Comeback Player of the Year
Dak Prescott returned from last year’s ankle injury to shake a Cowboys team that spent all of 2020 watching Netflix in their pajamas out of their doldrums. Despite the calf injury that sidelined him last week, Prescott is a prohibitive lock at -500 to receive this honor.
Coach of the Year
The frontrunners of a crowded field include Kliff Kingsbury (+700), whose Cardinals emerged as contenders this year; Brandon Staley, whose odds (+700) may be fading along with his Chargers; Sean McVay (+950), who has revitalized the Rams with Stafford’s help; and Zac Taylor (+1200), the architect of the suddenly relevant Bengals.
The odds that Coach of the Year honors will go to anyone but a millennial wunderkind with the meticulously manscaped features of a personal trainer at an overpriced fitness center appeared astronomical before Mike McCarthy (+600) crept to the front of the field by leading the Cowboys to victory over the Minnesota Vikings without Prescott.
In fact, the only thing standing between the Cowboys and a sweep of most of the N.F.L.’s postseason honors may be some sort of melodramatic team-wide late-season swoon.

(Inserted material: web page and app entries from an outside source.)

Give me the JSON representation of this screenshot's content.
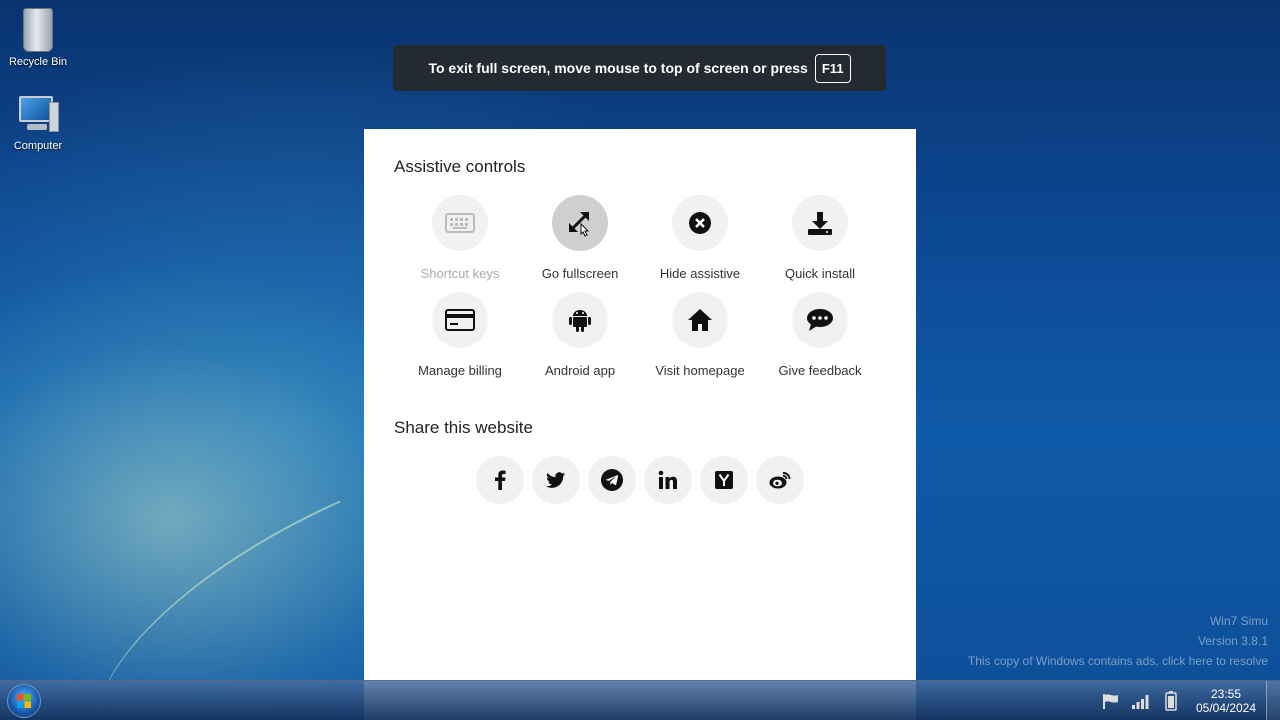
{
  "desktop": {
    "icons": [
      {
        "label": "Recycle Bin",
        "icon": "recycle-bin-icon"
      },
      {
        "label": "Computer",
        "icon": "computer-icon"
      }
    ],
    "watermark": {
      "line1": "Win7 Simu",
      "line2": "Version 3.8.1",
      "line3": "This copy of Windows contains ads, click here to resolve"
    }
  },
  "fullscreen_banner": {
    "text": "To exit full screen, move mouse to top of screen or press",
    "key": "F11"
  },
  "assistive": {
    "title": "Assistive controls",
    "controls": [
      {
        "label": "Shortcut keys",
        "icon": "keyboard-icon",
        "state": "disabled"
      },
      {
        "label": "Go fullscreen",
        "icon": "expand-icon",
        "state": "hover"
      },
      {
        "label": "Hide assistive",
        "icon": "close-circle-icon",
        "state": "normal"
      },
      {
        "label": "Quick install",
        "icon": "download-icon",
        "state": "normal"
      },
      {
        "label": "Manage billing",
        "icon": "credit-card-icon",
        "state": "normal"
      },
      {
        "label": "Android app",
        "icon": "android-icon",
        "state": "normal"
      },
      {
        "label": "Visit homepage",
        "icon": "home-icon",
        "state": "normal"
      },
      {
        "label": "Give feedback",
        "icon": "chat-bubble-icon",
        "state": "normal"
      }
    ],
    "share_title": "Share this website",
    "share": [
      {
        "name": "facebook",
        "icon": "facebook-icon"
      },
      {
        "name": "twitter",
        "icon": "twitter-icon"
      },
      {
        "name": "telegram",
        "icon": "telegram-icon"
      },
      {
        "name": "linkedin",
        "icon": "linkedin-icon"
      },
      {
        "name": "hacker-news",
        "icon": "y-combinator-icon"
      },
      {
        "name": "weibo",
        "icon": "weibo-icon"
      }
    ]
  },
  "taskbar": {
    "time": "23:55",
    "date": "05/04/2024"
  }
}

In other words, all of the award races remain very much in play.